▽

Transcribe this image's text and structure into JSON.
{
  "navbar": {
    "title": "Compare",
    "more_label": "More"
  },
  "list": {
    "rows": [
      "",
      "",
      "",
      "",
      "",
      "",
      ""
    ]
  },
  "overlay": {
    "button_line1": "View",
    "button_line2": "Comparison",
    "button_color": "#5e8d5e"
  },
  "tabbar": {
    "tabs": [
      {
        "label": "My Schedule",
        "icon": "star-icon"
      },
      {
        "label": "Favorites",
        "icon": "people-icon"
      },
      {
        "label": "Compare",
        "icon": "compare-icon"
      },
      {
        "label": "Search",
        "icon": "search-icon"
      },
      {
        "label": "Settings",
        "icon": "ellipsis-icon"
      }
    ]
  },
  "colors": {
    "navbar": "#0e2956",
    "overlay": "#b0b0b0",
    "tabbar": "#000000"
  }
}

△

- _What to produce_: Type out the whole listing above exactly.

- _Exercise response_:
Transcribe this image's text and structure into JSON.
{
  "navbar": {
    "title": "Compare",
    "more_label": "More"
  },
  "list": {
    "rows": [
      "",
      "",
      "",
      "",
      "",
      "",
      ""
    ]
  },
  "overlay": {
    "button_line1": "View",
    "button_line2": "Comparison",
    "button_color": "#5e8d5e"
  },
  "tabbar": {
    "tabs": [
      {
        "label": "My Schedule",
        "icon": "star-icon"
      },
      {
        "label": "Favorites",
        "icon": "people-icon"
      },
      {
        "label": "Compare",
        "icon": "compare-icon"
      },
      {
        "label": "Search",
        "icon": "search-icon"
      },
      {
        "label": "Settings",
        "icon": "ellipsis-icon"
      }
    ]
  },
  "colors": {
    "navbar": "#0e2956",
    "overlay": "#b0b0b0",
    "tabbar": "#000000"
  }
}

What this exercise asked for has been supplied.